Alaska’s traditional public schools down 2%, charters up nearly 8%

(The Center Square) – Alaska traditional public schools experienced a drop in enrollment during the pandemic while public charter school enrollment grew, a new report shows.

In a trend mirrored across the nation, the National Alliance for Public Charter Schools says 1.5 million students left the traditional public school system during the COVID-19 pandemic for other education options. In most cases, the students who left didn’t return to the public school system, the report said.

In Alaska, 3,308 less students enrolled in traditional public schools for the 2020-21 school year compared to the previous year. That trend appeared to hold for the most part during the 2021-22 year when public school enrollment grew by just 619. That means 2,689 students who left Alaska’s public school system didn’t return.

Overall, the state’s traditional public school enrollment dropped by 2.14%. At the same time, enrollment in Alaska charter schools grew by 7.83%, the report said.

“No matter how you examine the data, families from all walks of life are making different choices for their children following the pandemic and many of them are choosing charter schools,” the authors wrote.

Charter schools across the country gained 240,000 students during the same period that traditional public schools lost 1.5 million students, the report said. Increases were simultaneously observed in private schooling and homeschooling.

One side effect of the pandemic appears to be a surge of parent interest and involvement in their children’s education. A national survey of more than 5,000 parents by The Harris Poll earlier this year found 78% of parents said they became more involved in their children’s education because of what they saw from the education system during the pandemic.

Approximately 20% of parents said they switched the type of school their child attended, and of those parents, 89% said their child experienced a positive change as a result of the switch, according to the survey.
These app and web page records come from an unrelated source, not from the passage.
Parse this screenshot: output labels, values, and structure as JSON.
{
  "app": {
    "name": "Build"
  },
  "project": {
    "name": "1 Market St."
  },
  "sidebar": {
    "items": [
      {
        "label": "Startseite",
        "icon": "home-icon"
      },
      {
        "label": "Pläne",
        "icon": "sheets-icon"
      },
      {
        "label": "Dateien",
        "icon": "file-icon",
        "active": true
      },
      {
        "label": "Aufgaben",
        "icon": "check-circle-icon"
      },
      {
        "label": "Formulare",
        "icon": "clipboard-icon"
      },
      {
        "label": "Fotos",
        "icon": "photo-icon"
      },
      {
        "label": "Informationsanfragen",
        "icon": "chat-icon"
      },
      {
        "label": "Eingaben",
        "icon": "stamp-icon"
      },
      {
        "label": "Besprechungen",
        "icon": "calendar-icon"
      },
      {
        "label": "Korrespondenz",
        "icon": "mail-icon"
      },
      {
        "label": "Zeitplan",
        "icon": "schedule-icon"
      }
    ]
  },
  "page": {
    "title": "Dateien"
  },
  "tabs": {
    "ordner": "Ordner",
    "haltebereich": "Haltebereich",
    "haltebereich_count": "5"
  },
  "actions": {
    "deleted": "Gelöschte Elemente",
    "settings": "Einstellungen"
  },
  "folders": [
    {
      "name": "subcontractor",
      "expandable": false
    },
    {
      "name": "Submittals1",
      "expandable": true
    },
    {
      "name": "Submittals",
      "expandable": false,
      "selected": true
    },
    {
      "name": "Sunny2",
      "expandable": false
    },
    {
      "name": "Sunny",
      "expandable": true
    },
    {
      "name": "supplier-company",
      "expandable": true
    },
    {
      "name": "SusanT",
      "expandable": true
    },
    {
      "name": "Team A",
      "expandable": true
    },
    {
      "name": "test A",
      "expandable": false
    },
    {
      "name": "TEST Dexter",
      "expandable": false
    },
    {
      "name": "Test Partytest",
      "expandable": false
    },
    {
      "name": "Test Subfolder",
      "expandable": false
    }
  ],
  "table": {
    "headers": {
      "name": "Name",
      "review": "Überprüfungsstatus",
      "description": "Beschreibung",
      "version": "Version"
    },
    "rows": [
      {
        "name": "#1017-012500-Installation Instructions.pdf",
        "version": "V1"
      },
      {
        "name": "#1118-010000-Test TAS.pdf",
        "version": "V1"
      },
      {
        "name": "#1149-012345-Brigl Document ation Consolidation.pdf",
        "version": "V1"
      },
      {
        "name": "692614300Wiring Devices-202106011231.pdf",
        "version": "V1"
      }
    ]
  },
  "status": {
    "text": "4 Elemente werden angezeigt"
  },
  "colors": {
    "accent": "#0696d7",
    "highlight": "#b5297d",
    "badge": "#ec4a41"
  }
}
“The point is not simply that parents prefer one type of public school over another. The bigger takeaway is that we are experiencing a parent revolution, spurred by the pandemic, and likely here to stay. In communities across America, families are clamoring for something other than the school their children are zoned to attend,” the authors said in the report.